What you will do
In the records below, find the line containing "Read all visible content and emit it as JSON."; give it again exactly, along with every line that follows, and nothing else.

Given entries START

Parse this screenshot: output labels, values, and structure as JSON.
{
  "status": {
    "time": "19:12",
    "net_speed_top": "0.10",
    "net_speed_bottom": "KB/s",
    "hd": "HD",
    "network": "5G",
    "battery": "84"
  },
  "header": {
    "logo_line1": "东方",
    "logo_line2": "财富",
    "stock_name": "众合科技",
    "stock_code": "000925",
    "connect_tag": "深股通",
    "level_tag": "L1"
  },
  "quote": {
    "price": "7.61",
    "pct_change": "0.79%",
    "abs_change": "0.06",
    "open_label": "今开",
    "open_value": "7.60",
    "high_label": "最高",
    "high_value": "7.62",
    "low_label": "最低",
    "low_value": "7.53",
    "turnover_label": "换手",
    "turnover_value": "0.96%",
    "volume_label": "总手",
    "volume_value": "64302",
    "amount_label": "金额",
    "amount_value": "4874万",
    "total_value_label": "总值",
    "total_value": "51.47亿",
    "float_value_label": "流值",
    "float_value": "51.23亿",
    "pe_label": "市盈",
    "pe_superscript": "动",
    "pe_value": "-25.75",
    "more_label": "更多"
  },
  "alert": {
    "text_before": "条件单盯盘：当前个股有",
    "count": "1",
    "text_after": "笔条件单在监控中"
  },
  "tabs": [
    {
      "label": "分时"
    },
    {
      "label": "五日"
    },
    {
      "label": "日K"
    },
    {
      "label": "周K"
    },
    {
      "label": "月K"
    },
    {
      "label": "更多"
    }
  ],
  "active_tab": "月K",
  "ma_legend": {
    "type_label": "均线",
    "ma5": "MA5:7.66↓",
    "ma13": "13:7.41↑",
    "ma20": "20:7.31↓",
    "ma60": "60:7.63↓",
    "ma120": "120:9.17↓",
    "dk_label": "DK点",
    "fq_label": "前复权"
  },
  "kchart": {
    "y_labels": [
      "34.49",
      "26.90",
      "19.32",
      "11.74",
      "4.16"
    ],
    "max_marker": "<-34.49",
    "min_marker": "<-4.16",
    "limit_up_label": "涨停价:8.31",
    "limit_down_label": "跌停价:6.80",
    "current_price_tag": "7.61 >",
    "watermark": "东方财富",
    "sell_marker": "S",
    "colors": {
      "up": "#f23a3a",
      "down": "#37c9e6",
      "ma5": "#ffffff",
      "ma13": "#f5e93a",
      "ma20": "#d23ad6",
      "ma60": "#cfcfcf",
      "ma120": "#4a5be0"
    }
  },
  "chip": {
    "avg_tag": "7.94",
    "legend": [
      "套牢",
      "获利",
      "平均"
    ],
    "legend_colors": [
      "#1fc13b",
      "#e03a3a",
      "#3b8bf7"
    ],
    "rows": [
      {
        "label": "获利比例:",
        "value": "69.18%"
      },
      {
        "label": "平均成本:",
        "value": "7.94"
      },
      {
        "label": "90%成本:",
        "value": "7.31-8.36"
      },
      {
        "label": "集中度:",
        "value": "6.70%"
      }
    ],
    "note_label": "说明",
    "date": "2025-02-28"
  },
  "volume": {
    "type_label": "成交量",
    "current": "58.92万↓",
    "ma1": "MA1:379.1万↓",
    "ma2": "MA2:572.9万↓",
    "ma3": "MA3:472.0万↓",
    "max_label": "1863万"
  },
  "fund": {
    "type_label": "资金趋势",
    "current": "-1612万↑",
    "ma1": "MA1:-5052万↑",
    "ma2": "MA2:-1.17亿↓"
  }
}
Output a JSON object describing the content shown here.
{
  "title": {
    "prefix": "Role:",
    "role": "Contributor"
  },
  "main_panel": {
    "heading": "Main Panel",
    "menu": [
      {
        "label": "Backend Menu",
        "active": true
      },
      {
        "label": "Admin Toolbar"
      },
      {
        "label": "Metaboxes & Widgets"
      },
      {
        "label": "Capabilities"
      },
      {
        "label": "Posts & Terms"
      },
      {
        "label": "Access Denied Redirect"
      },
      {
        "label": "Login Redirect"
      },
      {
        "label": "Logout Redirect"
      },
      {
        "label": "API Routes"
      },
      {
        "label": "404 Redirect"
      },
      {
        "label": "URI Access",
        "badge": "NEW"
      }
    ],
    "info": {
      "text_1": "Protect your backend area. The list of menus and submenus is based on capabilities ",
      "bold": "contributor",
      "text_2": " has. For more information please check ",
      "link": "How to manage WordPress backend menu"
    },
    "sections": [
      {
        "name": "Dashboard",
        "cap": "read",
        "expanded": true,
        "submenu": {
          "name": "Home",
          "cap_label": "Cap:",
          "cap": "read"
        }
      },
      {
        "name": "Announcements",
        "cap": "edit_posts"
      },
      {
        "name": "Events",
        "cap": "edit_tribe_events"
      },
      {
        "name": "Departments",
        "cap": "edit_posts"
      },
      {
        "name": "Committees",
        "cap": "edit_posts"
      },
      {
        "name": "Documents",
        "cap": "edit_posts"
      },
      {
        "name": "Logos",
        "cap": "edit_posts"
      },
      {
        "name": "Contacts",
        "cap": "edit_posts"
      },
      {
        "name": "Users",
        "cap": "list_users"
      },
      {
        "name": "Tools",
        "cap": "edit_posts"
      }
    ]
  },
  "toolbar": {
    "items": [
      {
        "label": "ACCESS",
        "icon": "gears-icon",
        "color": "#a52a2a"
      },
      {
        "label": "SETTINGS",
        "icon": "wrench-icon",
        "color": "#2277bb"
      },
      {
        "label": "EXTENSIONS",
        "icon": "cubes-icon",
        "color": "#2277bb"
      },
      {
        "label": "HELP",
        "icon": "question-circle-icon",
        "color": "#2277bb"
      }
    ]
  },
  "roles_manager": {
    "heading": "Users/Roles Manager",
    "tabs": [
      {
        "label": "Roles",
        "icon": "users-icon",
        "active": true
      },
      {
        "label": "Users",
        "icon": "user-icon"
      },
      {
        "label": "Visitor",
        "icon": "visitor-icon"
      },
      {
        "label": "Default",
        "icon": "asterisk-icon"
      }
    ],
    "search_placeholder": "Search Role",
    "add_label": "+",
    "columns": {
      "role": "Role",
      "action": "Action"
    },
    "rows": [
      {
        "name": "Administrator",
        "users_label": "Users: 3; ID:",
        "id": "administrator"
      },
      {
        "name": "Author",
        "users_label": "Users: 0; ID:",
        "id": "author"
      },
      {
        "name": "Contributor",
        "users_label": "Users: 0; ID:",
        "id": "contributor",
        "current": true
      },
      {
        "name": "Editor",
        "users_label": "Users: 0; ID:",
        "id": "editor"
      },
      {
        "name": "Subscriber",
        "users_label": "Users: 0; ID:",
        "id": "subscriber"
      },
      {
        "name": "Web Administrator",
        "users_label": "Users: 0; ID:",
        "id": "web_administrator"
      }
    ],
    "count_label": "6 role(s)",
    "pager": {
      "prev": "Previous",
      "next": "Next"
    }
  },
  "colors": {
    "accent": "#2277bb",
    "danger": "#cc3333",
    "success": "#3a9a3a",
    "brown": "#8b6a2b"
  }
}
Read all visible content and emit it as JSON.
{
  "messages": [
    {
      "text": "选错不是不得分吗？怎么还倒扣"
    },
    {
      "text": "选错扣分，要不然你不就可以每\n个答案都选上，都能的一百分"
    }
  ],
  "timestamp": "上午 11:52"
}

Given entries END

Response box
Read all visible content and emit it as JSON.
{
  "messages": [
    {
      "text": "选错不是不得分吗？怎么还倒扣"
    },
    {
      "text": "选错扣分，要不然你不就可以每\n个答案都选上，都能的一百分"
    }
  ],
  "timestamp": "上午 11:52"
}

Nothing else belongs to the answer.